contacts who’ve faved is a web application that allows you to quickly browse through photographs that your contacts recently marked as a favorite. Simply give the application read permissions by logging into it via Flickr, and it will display a grid of thumbnails for you to enjoy. The service was created by Aaron Straup Cope, a senior engineer on the Flickr team.
Posts Tagged ‘webapp’
The golden hour in photography is the first or last hour of sunlight in a day that photographers often aim to shoot in, since the sun’s position produces a soft and warm light with longer shadows. The Golden Hour Calculator is a useful website that can help you calculate the golden hour(s) for your location, telling you exactly when the sun rises and sets.
They just had their launch party a couple days ago, and the pay-as-you-go service will soon be fully open to the public (they’re currently in invite-only private beta). No word on what their pricing model is.
The site is well designed, and allows you to display your photographs in various templates without requiring HTML knowledge. Among the templates is one that features your photographs at a large Big Picture-esque resolution:
The photo hosting and sharing space is chock-full of competition, but fotojournal might be able to find a niche with its clean design and flexible format.
Creating a video requires an account, and you can choose to either use your own photographs, or stock photographs provided by Fotolia. Once the video is created, you can either share it online or download it to your computer.

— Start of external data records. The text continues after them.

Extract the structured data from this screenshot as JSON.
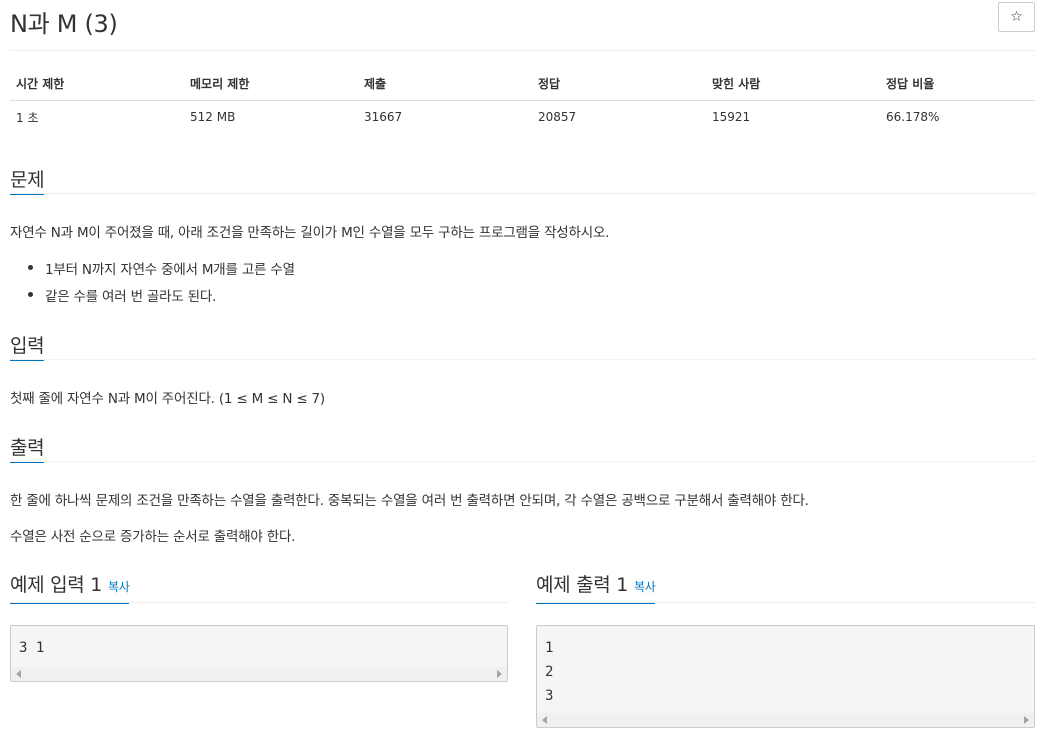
{
  "problem": {
    "title": "N과 M (3)",
    "star_icon": "☆"
  },
  "info_table": {
    "headers": [
      "시간 제한",
      "메모리 제한",
      "제출",
      "정답",
      "맞힌 사람",
      "정답 비율"
    ],
    "values": [
      "1 초",
      "512 MB",
      "31667",
      "20857",
      "15921",
      "66.178%"
    ]
  },
  "sections": {
    "description": {
      "heading": "문제",
      "text": "자연수 N과 M이 주어졌을 때, 아래 조건을 만족하는 길이가 M인 수열을 모두 구하는 프로그램을 작성하시오.",
      "bullets": [
        "1부터 N까지 자연수 중에서 M개를 고른 수열",
        "같은 수를 여러 번 골라도 된다."
      ]
    },
    "input": {
      "heading": "입력",
      "text": "첫째 줄에 자연수 N과 M이 주어진다. (1 ≤ M ≤ N ≤ 7)"
    },
    "output": {
      "heading": "출력",
      "text1": "한 줄에 하나씩 문제의 조건을 만족하는 수열을 출력한다. 중복되는 수열을 여러 번 출력하면 안되며, 각 수열은 공백으로 구분해서 출력해야 한다.",
      "text2": "수열은 사전 순으로 증가하는 순서로 출력해야 한다."
    }
  },
  "samples": {
    "input": {
      "heading": "예제 입력 1",
      "copy_label": "복사",
      "lines": [
        "3 1"
      ]
    },
    "output": {
      "heading": "예제 출력 1",
      "copy_label": "복사",
      "lines": [
        "1",
        "2",
        "3"
      ]
    }
  }
}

Generic animations can be added to your video, which can be saved in a large number of video formats.
If you need to create a short video clip for whatever reason, Flixtime is a pretty fast way to get it done.
SepiaTown is a website that lets you view historical imagery of particular locations using Google maps.
If you have historical imagery, you can contribute to the project by uploading them to a particular location as well. Since the project is just getting started, finding historical imagery in smaller cities or towns may be difficult, but larger cities like San Francisco, London, Paris, or Moscow are filled with interesting photographs.
As the SepiaTown collection comes to encompass thousands of locations throughout the globe it will allow people to interact with history and geography in a new and exciting way; to tour the landscapes, cityscapes and events of history with a scope and breadth never before possible.
This type of “street view” historical imagery seems like something Google might want to integrate into their applications as well.
Showzey is a web app that helps you collect and organize your photographs from various places on the web in once place.
One of its interesting features is the ability to collect all the attachments in your Gmail account and either save them to your Showzey account, or transfer them directly to a photo service like Flickr or Picasa (Facebook supported too). Here’s how you would collect the photos from your Gmail:
I don’t know about you guys, but usually when I receive a photo attachment in an email that I don’t save to my computer, I never see it again. This might be an interesting way to explore all the various photos you’ve been sent over the years.
P.S. Showzey seems heavily inspired design-wise by Mint
Here’s the description on their website:
Fotobabble lets you create talking photos in two clicks. Simply upload a photo and then record your voice directly through your computer to create a talking photo. You can easily share it by e-mail, Facebook, Twitter or embed it into a blog or website.
It’s free and all completely web-based. No software to download, just register and get started in seconds.
Here’s an example Fotobabble found on the website that we embedded into this post:
ImageStamper is an online tool that acts as your witness when it comes to image rights.
If you’re a photographer, it can verify when you uploaded a photograph, and if you use creative commons images, it can help document the license of the image when you used it in case the owner decides to change the license or remove the photograph in the future.
The service currently only handles photographs uploaded to Flickr, but they’re planning to add support for other photo services as well.
There also isn’t currently an automated way to have your photographs “stamped”, so you’ll have to manually enter them into the ImageStamper system.
Do you think the extra work required by this service is worth it? Would you use it to protect yourself and/or your photographs?
The application used to cost $25 per year, and those who subscribed in the past 30 days can request refunds. While there has always been a free version of Phoenix, everyone can now save files privately on Aviary’s servers, watermark their images, and access the tutorials that previously required a subscription.
Offering the service for free should help Aviary better compete with Adobe, which offers its online version of Photoshop for free as well (up to 2GBs).
I wonder if (or when) online editors will rival traditional programs in terms of power and functionality. Any guesses?
If you’ve ever wondered just how much editing goes into a particular photograph, there’s now a super easy way to find out for yourself. Image Error Level Analyser is a simple web application that takes a URL to a JPEG photo and returns an image showing differing “error levels” in the image. Here’s an example they give:
After submitting the image on the left, they return the one on the right.
Error level analysis shows differing error levels throughout this image, strongly suggesting some form of digital manipulation. Areas to note are the lips and shirt, as well as the eyes. All are at significantly different error levels than their surroundings. Presumably, colours have been altered and areas brightened.
Thus, you can now investigate any JPEG you find on the Internet to see roughly how much the photograph has been edited or manipulated. The app even gives you a permalink to the resulting image comparison. Try it out, and post your permalinks in the comments to share your findings with us!
Update: Here’s an interesting article by Wired on how researchers use this technique.